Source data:
___
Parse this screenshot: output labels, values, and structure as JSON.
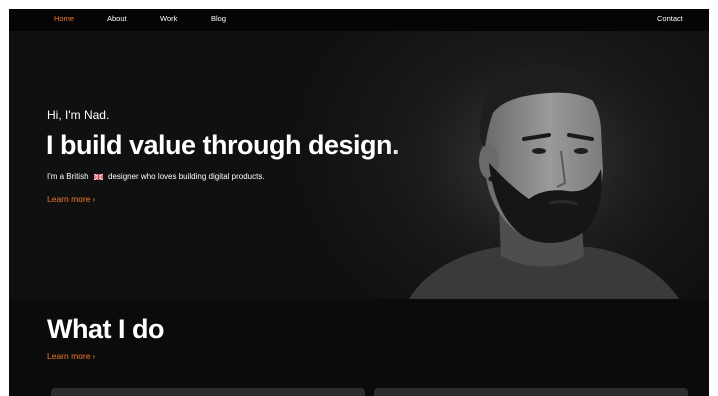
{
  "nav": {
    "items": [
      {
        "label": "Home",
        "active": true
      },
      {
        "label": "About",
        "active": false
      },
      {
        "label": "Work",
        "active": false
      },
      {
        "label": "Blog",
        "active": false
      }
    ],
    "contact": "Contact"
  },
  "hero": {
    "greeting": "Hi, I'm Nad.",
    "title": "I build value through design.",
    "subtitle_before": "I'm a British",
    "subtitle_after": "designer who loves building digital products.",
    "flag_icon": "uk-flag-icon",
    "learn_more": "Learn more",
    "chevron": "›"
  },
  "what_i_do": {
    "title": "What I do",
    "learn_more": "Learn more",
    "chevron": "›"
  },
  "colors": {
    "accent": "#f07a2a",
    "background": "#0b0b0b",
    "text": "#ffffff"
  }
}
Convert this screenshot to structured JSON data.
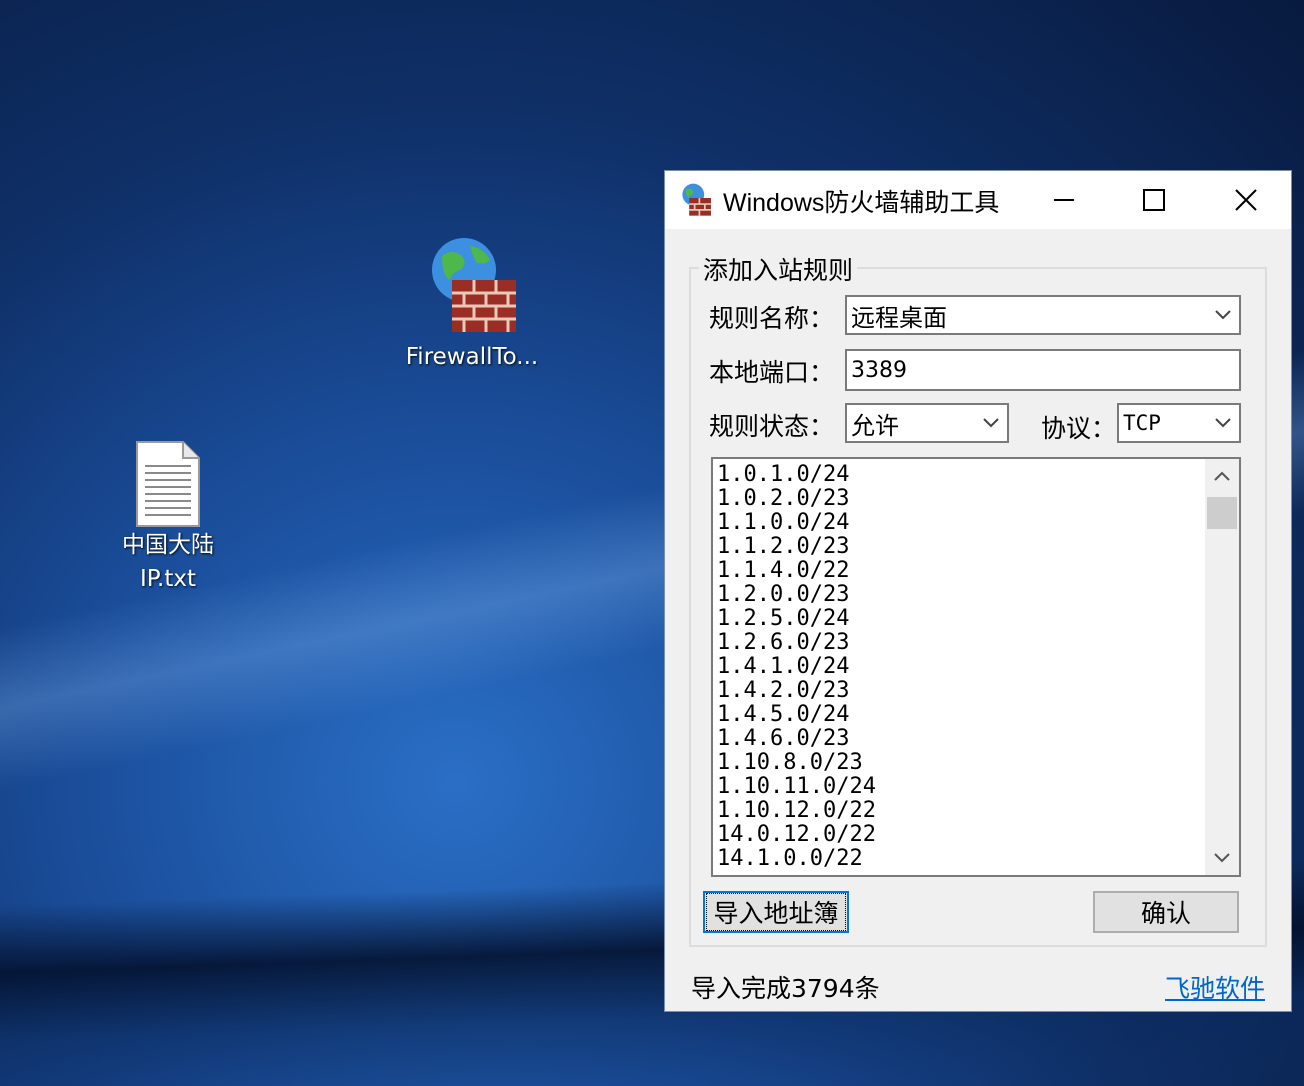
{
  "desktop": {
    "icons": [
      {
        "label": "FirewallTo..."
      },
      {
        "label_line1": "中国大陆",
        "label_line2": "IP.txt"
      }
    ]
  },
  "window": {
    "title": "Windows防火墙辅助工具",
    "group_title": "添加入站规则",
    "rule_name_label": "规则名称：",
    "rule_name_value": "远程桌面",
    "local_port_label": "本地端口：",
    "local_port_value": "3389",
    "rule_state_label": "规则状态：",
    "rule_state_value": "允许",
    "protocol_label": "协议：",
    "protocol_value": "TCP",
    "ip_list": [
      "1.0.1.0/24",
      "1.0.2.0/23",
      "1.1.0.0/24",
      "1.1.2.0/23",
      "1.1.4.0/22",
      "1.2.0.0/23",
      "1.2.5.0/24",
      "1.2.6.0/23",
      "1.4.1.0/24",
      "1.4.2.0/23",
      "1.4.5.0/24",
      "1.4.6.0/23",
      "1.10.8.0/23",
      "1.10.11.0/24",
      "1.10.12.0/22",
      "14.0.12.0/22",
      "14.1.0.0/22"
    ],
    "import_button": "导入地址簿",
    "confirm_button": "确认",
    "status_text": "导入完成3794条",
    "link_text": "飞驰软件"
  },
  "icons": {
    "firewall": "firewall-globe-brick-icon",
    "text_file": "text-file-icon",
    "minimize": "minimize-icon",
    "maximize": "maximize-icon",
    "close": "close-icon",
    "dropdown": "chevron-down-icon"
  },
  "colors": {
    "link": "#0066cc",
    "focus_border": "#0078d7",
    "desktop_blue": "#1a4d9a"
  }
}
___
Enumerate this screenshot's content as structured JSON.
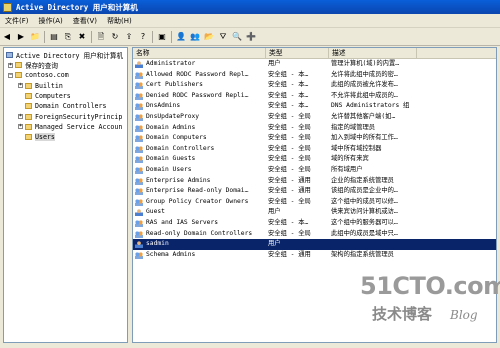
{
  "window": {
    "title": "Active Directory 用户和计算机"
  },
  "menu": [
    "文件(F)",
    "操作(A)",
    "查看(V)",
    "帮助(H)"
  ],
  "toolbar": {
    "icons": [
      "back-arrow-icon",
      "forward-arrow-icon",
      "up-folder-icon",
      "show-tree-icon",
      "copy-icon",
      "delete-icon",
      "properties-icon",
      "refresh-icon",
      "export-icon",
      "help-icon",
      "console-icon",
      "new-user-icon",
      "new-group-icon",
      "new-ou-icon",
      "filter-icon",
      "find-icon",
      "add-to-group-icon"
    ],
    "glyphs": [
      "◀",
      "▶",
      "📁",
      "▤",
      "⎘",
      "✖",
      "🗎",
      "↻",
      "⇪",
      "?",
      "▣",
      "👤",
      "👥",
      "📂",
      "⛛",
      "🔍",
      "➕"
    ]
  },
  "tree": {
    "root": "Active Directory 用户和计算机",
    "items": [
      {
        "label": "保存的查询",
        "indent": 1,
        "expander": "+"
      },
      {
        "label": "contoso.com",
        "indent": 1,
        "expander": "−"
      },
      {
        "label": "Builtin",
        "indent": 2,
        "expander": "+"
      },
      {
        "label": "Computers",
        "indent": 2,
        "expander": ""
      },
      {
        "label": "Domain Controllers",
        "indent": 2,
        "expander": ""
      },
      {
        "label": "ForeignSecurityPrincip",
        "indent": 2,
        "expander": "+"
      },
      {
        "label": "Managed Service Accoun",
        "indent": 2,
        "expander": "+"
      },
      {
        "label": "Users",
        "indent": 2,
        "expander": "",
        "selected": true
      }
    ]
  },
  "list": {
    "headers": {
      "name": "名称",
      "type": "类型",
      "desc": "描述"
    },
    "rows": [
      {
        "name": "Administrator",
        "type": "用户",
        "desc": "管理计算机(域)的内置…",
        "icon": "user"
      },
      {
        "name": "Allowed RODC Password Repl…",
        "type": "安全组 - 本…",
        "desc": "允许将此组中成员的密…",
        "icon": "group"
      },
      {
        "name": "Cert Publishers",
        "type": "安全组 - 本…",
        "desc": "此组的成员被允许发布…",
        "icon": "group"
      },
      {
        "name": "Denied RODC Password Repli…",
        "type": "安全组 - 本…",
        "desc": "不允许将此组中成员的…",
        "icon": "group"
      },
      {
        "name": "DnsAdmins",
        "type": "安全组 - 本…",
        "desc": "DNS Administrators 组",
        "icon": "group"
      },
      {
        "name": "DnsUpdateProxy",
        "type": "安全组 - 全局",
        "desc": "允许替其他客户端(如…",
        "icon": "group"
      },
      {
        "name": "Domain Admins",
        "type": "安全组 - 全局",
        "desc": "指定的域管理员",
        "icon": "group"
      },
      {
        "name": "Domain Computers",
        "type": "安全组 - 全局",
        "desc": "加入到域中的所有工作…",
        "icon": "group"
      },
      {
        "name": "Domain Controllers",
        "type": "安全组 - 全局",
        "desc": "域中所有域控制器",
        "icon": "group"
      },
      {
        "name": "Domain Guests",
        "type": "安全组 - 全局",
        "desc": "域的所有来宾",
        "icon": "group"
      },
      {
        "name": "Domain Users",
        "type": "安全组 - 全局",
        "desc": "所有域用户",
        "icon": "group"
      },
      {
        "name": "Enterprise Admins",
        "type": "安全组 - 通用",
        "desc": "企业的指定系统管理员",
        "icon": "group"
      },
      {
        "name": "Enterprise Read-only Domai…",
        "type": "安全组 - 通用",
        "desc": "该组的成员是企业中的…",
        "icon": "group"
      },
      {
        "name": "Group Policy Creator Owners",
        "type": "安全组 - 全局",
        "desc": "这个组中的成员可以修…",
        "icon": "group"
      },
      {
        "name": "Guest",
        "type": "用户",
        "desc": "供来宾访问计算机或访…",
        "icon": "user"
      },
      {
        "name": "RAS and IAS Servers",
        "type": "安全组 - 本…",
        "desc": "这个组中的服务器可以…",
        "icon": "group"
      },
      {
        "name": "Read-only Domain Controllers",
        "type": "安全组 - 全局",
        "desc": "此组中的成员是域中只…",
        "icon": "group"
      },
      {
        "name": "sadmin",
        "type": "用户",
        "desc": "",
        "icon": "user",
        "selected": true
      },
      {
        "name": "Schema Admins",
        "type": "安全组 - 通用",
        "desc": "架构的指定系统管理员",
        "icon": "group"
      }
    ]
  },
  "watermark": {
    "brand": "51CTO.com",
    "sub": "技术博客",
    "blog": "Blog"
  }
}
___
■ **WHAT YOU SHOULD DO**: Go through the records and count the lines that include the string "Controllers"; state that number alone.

■ **WRITTEN SOLUTION**: 3